Example: Xe’najny ‘visire oda’het {‘najny} iln’han.
1S-try (INF)explain word “(INF)try” 2PL-ALL.
I try to explain the word “to try” to you.

I try to make this easy… trying is something which rejistanian does more often than not. The sentence ‘do or do not, there is no try’ sounds all-too-certain for cautious rejistanis. When a rejistani does something s/he wants to succeed, s/he probably says that she tries doing it in order not to spoil success by assuming it. It is also used when replying to a compliment on a skill or achievement: “Il’visko rejistaniha veka al.” – “Texeki. Xe’najny” (You speak very good rejistanian – Thanks. I try.) Najny as adjective means “attempted”, najny’het is an attempt.

The C-brackets are used instead of the quotation marks in rejistanian because of the first rejistanian font. there are quite a few ways to latinize Rejistanian: Naively, ReSCII and the compromise of both, which I normally use. In the Naive latinization, every letter is translated in its latin equivalent. The kata’het is written as ‘.’ or as ‘?’ depending on whether a question is asked or not, the kata’het xihim and the kata’het jula are both a ‘,’, numbers are written in Arabic digits, the helku’het is an inverted double breve below or a ~, etc. The ReSCII version is for the use with the fonts of Rejistanian. Thus every letter which looks differently is written differently. This means that numbers are full of weird characters (it makes sense on the German keyboard: Shift + x is “10^x”) and letters which are helkued are replaced by other, completely unrelated letters (ie: HangWila instead of Hank~hila/Hank͜hila). The compromise, which I normally use uses { and } for the quotation marks, ‘,’ for kata’het xihim and the kata’het jula (but like ReSCII puts the kata’het jula in front of the next letter without a space) and writes numbers as arabic digits and number terms in normal brackets, ie: 8 (ke) instead of 8! for 80. It uses the tilde or the inverted double breve below. It is supposed not to look too ugly and to allow to transform it into ReSCII via regular expressions.

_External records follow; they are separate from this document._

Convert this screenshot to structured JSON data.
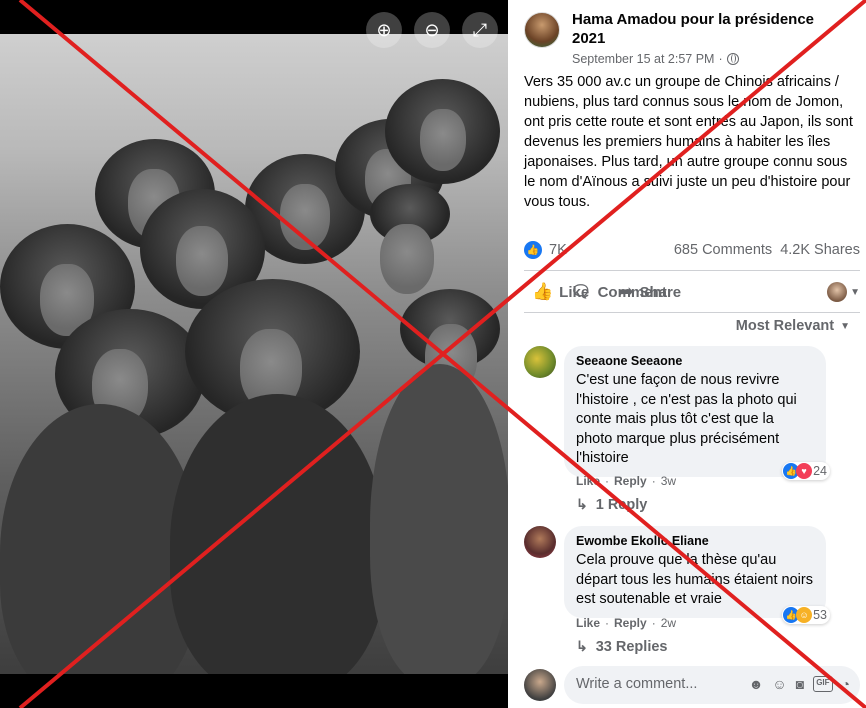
{
  "viewer": {
    "zoom_in_icon": "⊕",
    "zoom_out_icon": "⊖",
    "fullscreen_icon": "⤢"
  },
  "post": {
    "page_name": "Hama Amadou pour la présidence 2021",
    "timestamp": "September 15 at 2:57 PM",
    "separator": "·",
    "text": "Vers 35 000 av.c un groupe de Chinois africains / nubiens, plus tard connus sous le nom de Jomon, ont pris cette route et sont entrés au Japon, ils sont devenus les premiers humains à habiter les îles japonaises. Plus tard, un autre groupe connu sous le nom d'Aïnous a suivi juste un peu d'histoire pour vous tous.",
    "reactions_count": "7K",
    "comments_count": "685 Comments",
    "shares_count": "4.2K Shares"
  },
  "actions": {
    "like": "Like",
    "comment": "Comment",
    "share": "Share"
  },
  "sort": {
    "label": "Most Relevant"
  },
  "comments": [
    {
      "author": "Seeaone Seeaone",
      "text": "C'est une façon de nous revivre l'histoire , ce n'est pas la photo qui conte mais plus tôt c'est que la photo marque plus précisément l'histoire",
      "like_label": "Like",
      "reply_label": "Reply",
      "age": "3w",
      "reactions": "24",
      "replies": "1 Reply"
    },
    {
      "author": "Ewombe Ekollo Eliane",
      "text": "Cela prouve que la thèse qu'au départ tous les humains étaient noirs est soutenable et vraie",
      "like_label": "Like",
      "reply_label": "Reply",
      "age": "2w",
      "reactions": "53",
      "replies": "33 Replies"
    }
  ],
  "write_comment": {
    "placeholder": "Write a comment..."
  },
  "colors": {
    "facebook_blue": "#1877f2",
    "overlay_red": "#e0201f",
    "secondary_text": "#65676b"
  }
}
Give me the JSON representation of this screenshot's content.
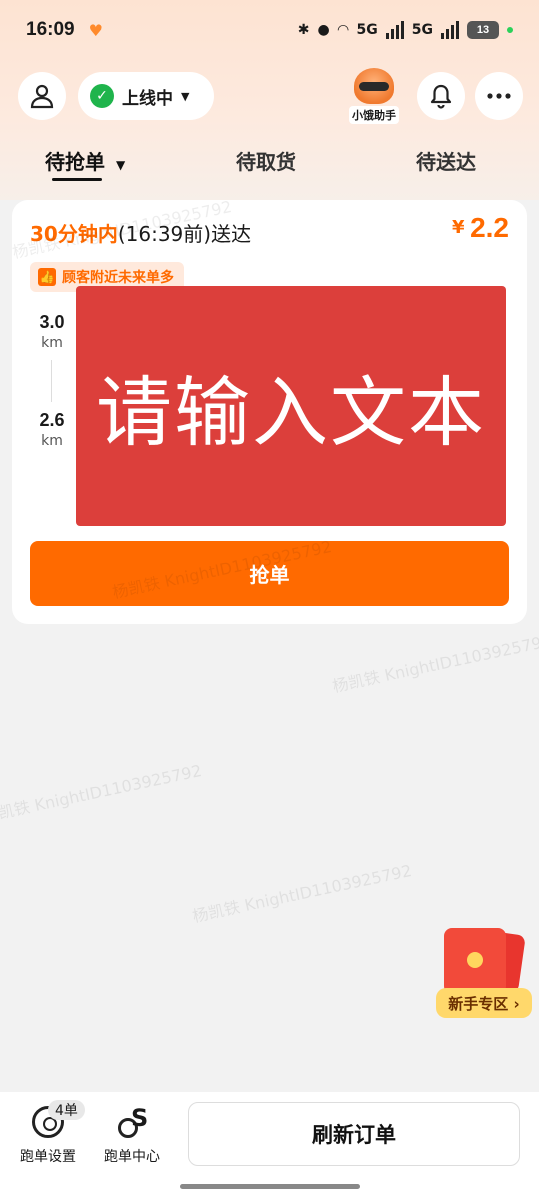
{
  "status_bar": {
    "time": "16:09",
    "signal_1": "5G",
    "signal_2": "5G",
    "battery": "13"
  },
  "header": {
    "online_status": "上线中",
    "assistant_label": "小饿助手"
  },
  "tabs": [
    {
      "label": "待抢单",
      "active": true
    },
    {
      "label": "待取货",
      "active": false
    },
    {
      "label": "待送达",
      "active": false
    }
  ],
  "order": {
    "deadline_highlight": "30分钟内",
    "deadline_rest": "(16:39前)送达",
    "price_symbol": "¥",
    "price_value": "2.2",
    "tag": "顾客附近未来单多",
    "pickup_distance": "3.0",
    "pickup_unit": "km",
    "delivery_distance": "2.6",
    "delivery_unit": "km",
    "overlay_text": "请输入文本",
    "grab_button": "抢单"
  },
  "promo": {
    "label": "新手专区 ›"
  },
  "bottom_nav": {
    "settings_label": "跑单设置",
    "settings_badge": "4单",
    "center_label": "跑单中心",
    "refresh_button": "刷新订单"
  },
  "watermark": "杨凯铁 KnightID1103925792",
  "colors": {
    "accent": "#ff6a00",
    "overlay": "#dc3f3b",
    "online": "#1fb44c"
  }
}
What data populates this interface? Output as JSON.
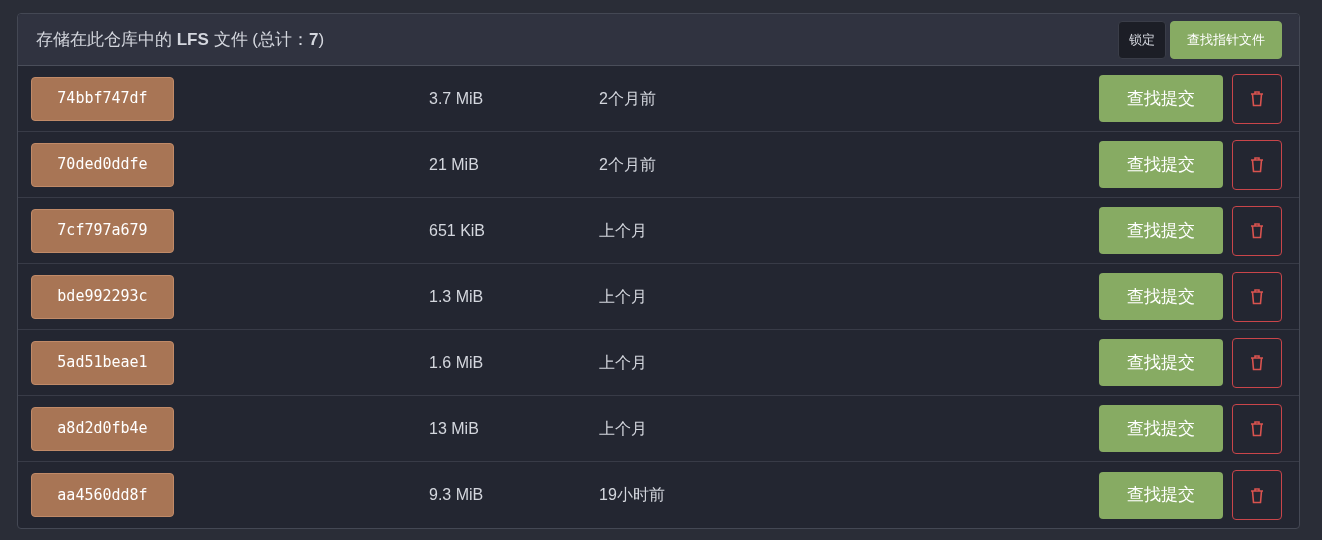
{
  "header": {
    "title": "存储在此仓库中的 **LFS** 文件 (总计：**7**)",
    "buttons": [
      {
        "label": "锁定",
        "kind": "dark"
      },
      {
        "label": "查找指针文件",
        "kind": "primary"
      }
    ]
  },
  "files": [
    {
      "oid": "74bbf747df",
      "size": "3.7 MiB",
      "time": "2个月前",
      "action": "查找提交"
    },
    {
      "oid": "70ded0ddfe",
      "size": "21 MiB",
      "time": "2个月前",
      "action": "查找提交"
    },
    {
      "oid": "7cf797a679",
      "size": "651 KiB",
      "time": "上个月",
      "action": "查找提交"
    },
    {
      "oid": "bde992293c",
      "size": "1.3 MiB",
      "time": "上个月",
      "action": "查找提交"
    },
    {
      "oid": "5ad51beae1",
      "size": "1.6 MiB",
      "time": "上个月",
      "action": "查找提交"
    },
    {
      "oid": "a8d2d0fb4e",
      "size": "13 MiB",
      "time": "上个月",
      "action": "查找提交"
    },
    {
      "oid": "aa4560dd8f",
      "size": "9.3 MiB",
      "time": "19小时前",
      "action": "查找提交"
    }
  ]
}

In other news: I noticed something odd: salad and lettuce have the same word in German: Salat. Which means that a salad without lettuce (a cucmber salad for example) is “ein Salat ohne Salat”. However, before you start to think that the Germans are stupid or crazy, think about the fact that during an English Excel course, someone asked why the teacher was speaking about “salad dressing” (when he actually talked about “cell addressing”). And that you ‘dress’ a salad, as if it was naked before 😉

In more natlang-related topics, I am trying to start learning Russian. I like languages and the fact that Russian is the natlang of my fiancé is quite a reason why I am learning this specific one. Wish me luck (or easy success if you are rejistanian 😉 )!

For the current Challenge of the Week, I tried to translate the text into the conlang #, which is a new project of mine. # is not written, it and all information on it is only spoken and recorded. It is by far my biggest project: My rejistanian folder is 58MB big (48MB of it is audio, 4MB versioning information), the # folder is 213MB big. And that even though # is so far a very basic project. It is about as undoable as quuxlang, the nounless language. Both are possible in theory, but a chore in practice. The translation took more than 3 hours (including documenting grammar and vocabulary as well as various issues with audacity).
# was created after the thread about oral conlangs on the mailing list. To make it even more challenging, # has another purpose: It is supposed to make translating between it and English/German very hard due to different implicit assumptions. (BTW: # is just a character used to indicate text in the conlang, it is not the name of it).

For the lulz, here is a tool, which tells you your myers briggs type based on your blogging behaviour. Since for many people, the category they fit in can change, (see this skeptoid podcast) it is not even inaccurate. 😉 Apparently, I am ISTP (the mechanics), based on this posting.